**The task:** When a line in the entries below contains the word "this", copy that line.

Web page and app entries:
****************************************

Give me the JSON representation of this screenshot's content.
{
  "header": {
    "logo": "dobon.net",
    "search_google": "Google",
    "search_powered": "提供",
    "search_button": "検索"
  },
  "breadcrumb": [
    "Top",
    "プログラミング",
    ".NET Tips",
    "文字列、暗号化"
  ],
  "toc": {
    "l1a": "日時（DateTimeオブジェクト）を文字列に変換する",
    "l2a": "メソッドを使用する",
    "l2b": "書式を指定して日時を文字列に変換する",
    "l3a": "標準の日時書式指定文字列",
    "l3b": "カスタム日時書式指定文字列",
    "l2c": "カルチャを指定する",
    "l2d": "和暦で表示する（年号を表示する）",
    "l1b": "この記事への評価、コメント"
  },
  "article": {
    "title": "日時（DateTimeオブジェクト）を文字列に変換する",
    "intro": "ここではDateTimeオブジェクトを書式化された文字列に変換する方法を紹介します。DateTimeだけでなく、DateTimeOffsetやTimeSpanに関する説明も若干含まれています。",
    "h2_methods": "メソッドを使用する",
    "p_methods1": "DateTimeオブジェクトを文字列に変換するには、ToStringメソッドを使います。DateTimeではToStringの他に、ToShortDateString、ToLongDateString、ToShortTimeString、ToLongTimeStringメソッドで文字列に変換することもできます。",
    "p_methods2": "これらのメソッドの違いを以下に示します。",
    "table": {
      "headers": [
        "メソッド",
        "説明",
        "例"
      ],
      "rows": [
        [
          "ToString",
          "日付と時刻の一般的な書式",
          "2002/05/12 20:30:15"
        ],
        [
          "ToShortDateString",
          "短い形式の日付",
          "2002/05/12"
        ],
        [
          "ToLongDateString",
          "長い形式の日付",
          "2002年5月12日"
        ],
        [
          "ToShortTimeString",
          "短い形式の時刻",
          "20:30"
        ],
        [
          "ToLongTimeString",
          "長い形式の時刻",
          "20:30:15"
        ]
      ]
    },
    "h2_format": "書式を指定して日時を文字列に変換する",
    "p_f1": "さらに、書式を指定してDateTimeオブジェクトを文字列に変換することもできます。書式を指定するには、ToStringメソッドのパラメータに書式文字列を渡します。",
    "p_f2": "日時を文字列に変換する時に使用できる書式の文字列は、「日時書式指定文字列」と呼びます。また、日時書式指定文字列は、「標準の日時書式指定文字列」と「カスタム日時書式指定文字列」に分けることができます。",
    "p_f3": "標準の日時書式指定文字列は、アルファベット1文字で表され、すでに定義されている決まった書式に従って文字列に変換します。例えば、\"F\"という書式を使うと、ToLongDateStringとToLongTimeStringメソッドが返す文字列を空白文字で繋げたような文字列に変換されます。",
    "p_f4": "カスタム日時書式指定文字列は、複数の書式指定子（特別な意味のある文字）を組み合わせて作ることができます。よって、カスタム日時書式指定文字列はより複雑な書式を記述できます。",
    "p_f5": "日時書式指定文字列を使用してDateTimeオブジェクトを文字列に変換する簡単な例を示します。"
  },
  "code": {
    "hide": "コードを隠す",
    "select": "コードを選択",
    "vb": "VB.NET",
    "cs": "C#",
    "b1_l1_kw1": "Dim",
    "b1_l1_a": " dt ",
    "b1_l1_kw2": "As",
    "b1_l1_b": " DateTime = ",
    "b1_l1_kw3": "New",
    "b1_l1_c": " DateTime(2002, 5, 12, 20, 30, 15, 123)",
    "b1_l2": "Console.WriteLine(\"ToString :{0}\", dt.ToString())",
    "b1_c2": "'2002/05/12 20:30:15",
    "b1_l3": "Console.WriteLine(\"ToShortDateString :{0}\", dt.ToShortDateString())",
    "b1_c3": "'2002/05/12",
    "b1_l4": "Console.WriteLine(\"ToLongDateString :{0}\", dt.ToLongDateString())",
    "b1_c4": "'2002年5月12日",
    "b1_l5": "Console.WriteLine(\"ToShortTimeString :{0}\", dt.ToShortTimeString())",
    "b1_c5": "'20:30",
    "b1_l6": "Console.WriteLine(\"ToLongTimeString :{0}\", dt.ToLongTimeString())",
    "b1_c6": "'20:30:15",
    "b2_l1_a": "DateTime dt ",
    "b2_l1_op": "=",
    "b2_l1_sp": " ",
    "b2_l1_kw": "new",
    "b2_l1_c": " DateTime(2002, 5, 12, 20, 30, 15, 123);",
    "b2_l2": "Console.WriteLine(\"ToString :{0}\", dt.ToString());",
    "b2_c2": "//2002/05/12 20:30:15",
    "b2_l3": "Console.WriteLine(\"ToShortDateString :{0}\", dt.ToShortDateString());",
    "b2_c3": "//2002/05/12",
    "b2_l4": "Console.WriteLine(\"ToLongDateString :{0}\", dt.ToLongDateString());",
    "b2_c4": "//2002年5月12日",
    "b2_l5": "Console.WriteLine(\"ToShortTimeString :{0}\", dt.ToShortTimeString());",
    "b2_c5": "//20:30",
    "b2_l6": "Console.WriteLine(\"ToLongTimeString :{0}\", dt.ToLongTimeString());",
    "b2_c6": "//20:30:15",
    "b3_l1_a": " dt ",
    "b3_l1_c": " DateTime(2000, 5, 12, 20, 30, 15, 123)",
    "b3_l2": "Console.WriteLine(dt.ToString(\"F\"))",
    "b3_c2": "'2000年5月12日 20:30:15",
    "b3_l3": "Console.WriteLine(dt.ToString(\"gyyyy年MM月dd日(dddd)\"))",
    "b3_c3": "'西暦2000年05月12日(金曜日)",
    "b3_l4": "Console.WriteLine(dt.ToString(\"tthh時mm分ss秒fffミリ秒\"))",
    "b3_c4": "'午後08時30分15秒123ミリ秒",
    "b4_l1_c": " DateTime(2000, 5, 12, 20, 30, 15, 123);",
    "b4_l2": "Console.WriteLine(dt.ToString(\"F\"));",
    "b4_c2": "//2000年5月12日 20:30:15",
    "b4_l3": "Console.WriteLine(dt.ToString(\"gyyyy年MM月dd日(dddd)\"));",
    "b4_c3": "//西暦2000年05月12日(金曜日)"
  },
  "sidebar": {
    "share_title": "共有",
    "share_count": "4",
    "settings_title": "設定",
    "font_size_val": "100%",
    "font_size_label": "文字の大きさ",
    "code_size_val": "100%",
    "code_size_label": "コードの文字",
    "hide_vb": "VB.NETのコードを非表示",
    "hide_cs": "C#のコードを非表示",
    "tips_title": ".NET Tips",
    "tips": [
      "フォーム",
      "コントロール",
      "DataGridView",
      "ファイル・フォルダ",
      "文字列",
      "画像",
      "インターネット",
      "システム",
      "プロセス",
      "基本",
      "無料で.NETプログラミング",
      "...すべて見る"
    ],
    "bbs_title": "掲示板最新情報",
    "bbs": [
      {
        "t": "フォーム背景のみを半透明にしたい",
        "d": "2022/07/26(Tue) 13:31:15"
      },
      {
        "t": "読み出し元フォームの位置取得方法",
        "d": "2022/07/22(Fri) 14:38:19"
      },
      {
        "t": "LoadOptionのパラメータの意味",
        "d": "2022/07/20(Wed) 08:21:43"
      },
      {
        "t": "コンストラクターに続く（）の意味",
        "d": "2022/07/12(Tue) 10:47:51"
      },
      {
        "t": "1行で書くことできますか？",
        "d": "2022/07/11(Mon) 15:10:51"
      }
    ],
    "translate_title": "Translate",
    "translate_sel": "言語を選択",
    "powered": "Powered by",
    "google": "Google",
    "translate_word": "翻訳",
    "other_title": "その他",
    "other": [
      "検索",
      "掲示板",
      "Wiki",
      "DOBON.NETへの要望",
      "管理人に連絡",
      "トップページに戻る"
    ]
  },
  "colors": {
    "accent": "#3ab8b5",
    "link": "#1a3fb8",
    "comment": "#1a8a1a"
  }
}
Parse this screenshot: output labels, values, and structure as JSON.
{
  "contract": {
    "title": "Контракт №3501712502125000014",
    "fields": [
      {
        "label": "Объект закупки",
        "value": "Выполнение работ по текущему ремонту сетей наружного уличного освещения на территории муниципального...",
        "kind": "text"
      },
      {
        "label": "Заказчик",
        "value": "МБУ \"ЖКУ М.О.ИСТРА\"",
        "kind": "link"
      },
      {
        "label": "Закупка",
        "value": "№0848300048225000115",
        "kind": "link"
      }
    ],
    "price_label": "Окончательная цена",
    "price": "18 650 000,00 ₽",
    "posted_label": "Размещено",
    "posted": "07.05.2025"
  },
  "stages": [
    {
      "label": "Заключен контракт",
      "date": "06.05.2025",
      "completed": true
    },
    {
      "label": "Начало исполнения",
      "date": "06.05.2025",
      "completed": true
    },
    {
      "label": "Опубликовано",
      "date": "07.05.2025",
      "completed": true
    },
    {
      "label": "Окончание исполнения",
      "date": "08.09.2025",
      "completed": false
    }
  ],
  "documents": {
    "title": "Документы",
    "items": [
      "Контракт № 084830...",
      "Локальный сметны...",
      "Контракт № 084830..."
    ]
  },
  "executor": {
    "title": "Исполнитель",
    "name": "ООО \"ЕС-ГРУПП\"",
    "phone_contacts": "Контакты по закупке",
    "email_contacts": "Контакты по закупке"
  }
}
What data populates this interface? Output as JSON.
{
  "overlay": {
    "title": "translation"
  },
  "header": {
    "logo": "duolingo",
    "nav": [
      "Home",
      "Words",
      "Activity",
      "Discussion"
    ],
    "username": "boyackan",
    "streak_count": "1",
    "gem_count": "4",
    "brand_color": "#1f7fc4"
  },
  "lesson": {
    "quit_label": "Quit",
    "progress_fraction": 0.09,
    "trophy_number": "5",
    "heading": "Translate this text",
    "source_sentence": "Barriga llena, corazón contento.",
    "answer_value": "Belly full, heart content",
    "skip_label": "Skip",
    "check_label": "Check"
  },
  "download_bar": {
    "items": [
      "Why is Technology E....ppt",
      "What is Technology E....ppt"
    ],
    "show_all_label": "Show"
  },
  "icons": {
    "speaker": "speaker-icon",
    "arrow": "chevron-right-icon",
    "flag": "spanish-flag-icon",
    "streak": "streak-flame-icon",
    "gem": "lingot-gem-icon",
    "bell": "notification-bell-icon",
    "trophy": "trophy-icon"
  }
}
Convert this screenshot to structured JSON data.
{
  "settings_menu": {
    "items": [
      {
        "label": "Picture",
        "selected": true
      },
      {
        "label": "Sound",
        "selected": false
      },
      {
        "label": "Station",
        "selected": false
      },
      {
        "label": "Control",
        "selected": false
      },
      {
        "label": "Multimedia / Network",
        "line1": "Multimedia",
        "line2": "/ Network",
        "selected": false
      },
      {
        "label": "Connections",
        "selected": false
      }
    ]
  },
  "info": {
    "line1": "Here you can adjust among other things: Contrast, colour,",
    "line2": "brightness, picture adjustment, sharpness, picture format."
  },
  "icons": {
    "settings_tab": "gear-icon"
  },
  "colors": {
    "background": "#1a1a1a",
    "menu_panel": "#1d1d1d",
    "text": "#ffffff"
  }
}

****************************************

**The completed task:**
Give me the JSON representation of this screenshot's content.
Parse this screenshot: output labels, values, and structure as JSON.
What data populates this interface? Output as JSON.
    "heading": "Translate this text",
Convert this screenshot to structured JSON data.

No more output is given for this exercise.